Four entities — Lido, Coinbase, Kraken and Binance — control about 60% of the Ether used to secure Ethereum’s Beacon Chain, the proof-of-stake consensus layer running in parallel with Ethereum’s current proof-of-work chain. When the two merge — a long-anticipated event currently scheduled for mid-September — the Beacon Chain will effectively absorb the proof-of-work chain, reducing Ethereum’s energy use by over 99%.
But it will also give major staking entities the power to, in theory, reject certain transactions.
That once far-fetched hypothetical scenario now seems all too real, after the U.S. Treasury Department sanctioned the Tornado Cash protocol and some four dozen affiliated crypto wallets on the grounds that they facilitated money laundering by state-sponsored North Korean hackers and other cybercriminals.
Earlier this week, Karapetsas posed a question to Lido, Coinbase and other major stakers. If regulators demand they censor Ethereum transactions, would they [A] comply? Or would they [B] exit the staking business to “preserve network integrity,” forfeiting billions of dollars in the process?
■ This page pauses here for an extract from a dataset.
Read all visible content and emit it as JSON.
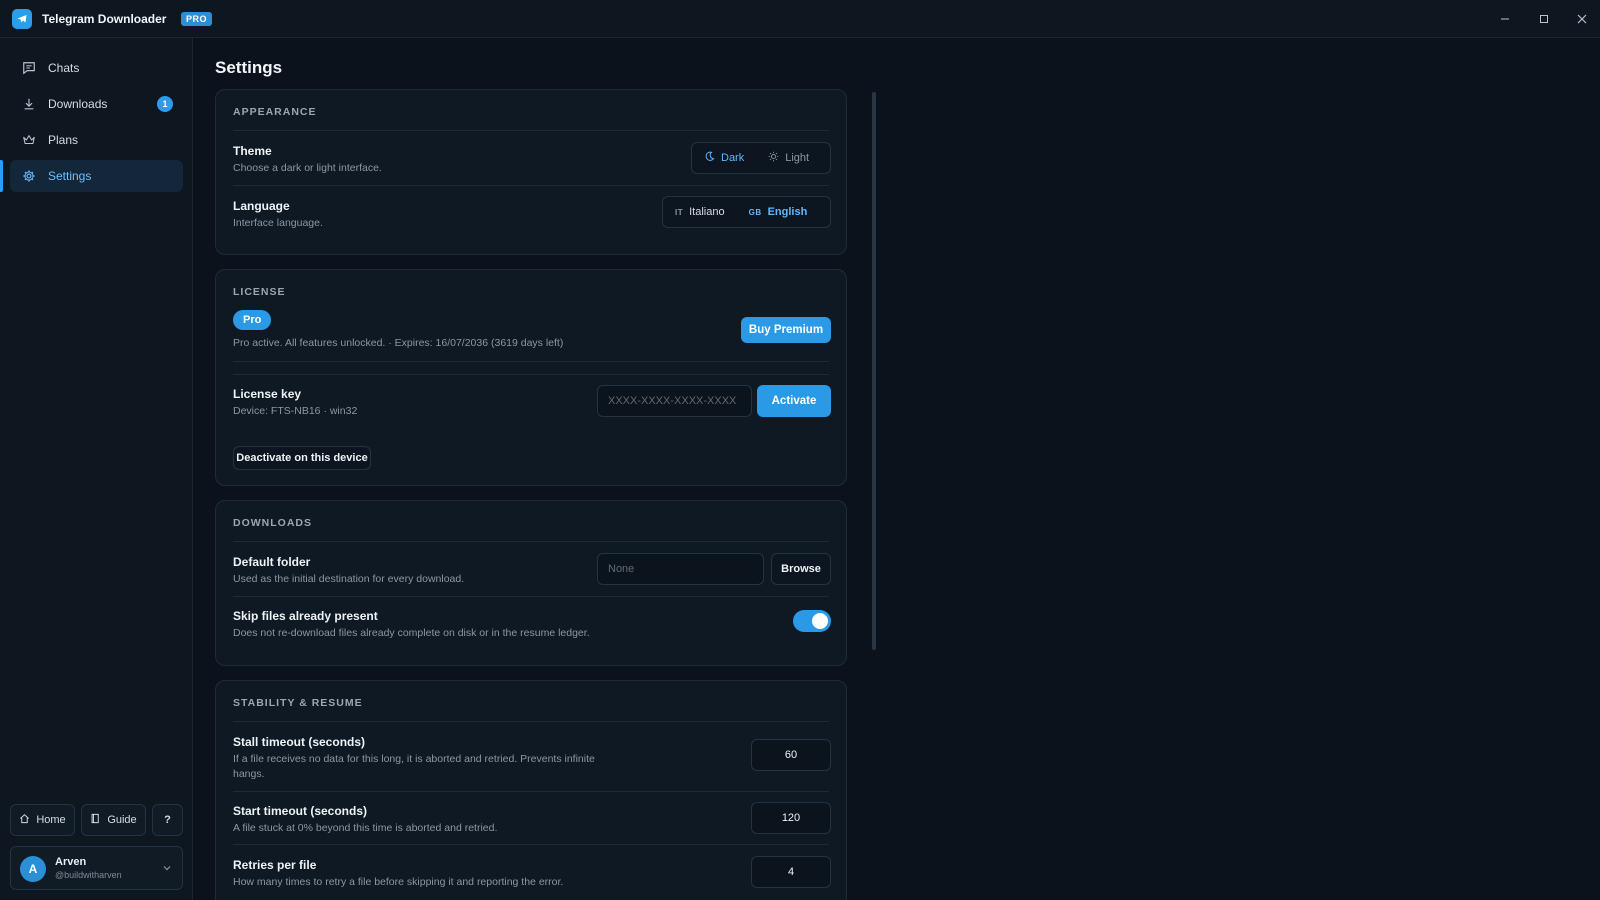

“If any of them choose [to comply] we should actively strive to move away from them as they are an existential threat to the permissionless nature of the network,” he wrote in a subsequent tweet.
The question has sparked a heated, multifaceted debate — Would regulators really do that? Could they? What would Lido, Coinbase and other staking entities have to do in order to comply? And, perhaps most importantly: if they did comply, how could the community fight back?
Crypto attorney Geoff Costeloe said centralized staking entities would have no choice but to comply with government censorship orders.
“These aren’t individuals. They are entities with shareholders and an obligation to profit,” he tweeted. “Only if A was less profitable than B (or similar) would it be a real question.”
Luke Youngblood, a developer at DeFi protocol Moonwell who formerly worked on Coinbase’s ETH staking offering, disputed the claim.
“One thing you might not know is that all of Coinbase retail Ethereum validators operate outside the US (for tax purposes). So not only will they fight censorship to their last, dying breath, it is a stretch for US regulators to censor transactions.”
Penalty For Censorship
In the event Coinbase and company do comply, however, the Ethereum community would be left with little recourse other than a “user activated soft fork,” or USAF, according to observers.
Such a move would “eliminate the stake of any entity that systematically engages in baselayer censorship to comply with government regulation,” according to Twitter personality and self-described bitcoiner Eric Wall.
In a series of threads serving as a call to action, Wall is urging his followers to pressure large stakes to take a stand against censorship.
Blake West, the co-founder of Goldfinch, believes that Circle, the issuer of the USDC stablecoin, effectively has veto power over Ethereum, given USDC’s importance in the ecosystem. To illustrate his point, he cites an attempt by some to keep Ethereum’s proof-of-work chain alive after The Merge.
Miners, the operators who contribute vast amounts of computing power to secure Ethereum today, will find their expensive equipment useless after the Merge and have pledged to “fork” the network — in other words, to copy and paste Ethereum as it exists today and continue operating it as though nothing has changed.
West believes this effort will prove futile.
“When the [proof-of-work] fork goes live, the supply of USDC will — on-chain at least — immediately double,” he wrote. “But of course, the dollars in Circle’s bank account will not. Thus Circle must choose one and only one chain. They chose Proof of Stake. And that alone kills the PoW fork. b/c the on-chain state becomes chaos if USDC value immediately drops to zero.”
Blockworks research analyst Matt Fiebach believes this could doom an anti-censorship USAF.
“Will Circle (USDC) support the censored chain or the not censored one?” he mused on Twitter. “If they choose the censored one (as is likely), well, we might be screwed my permissionless-supporting friends.”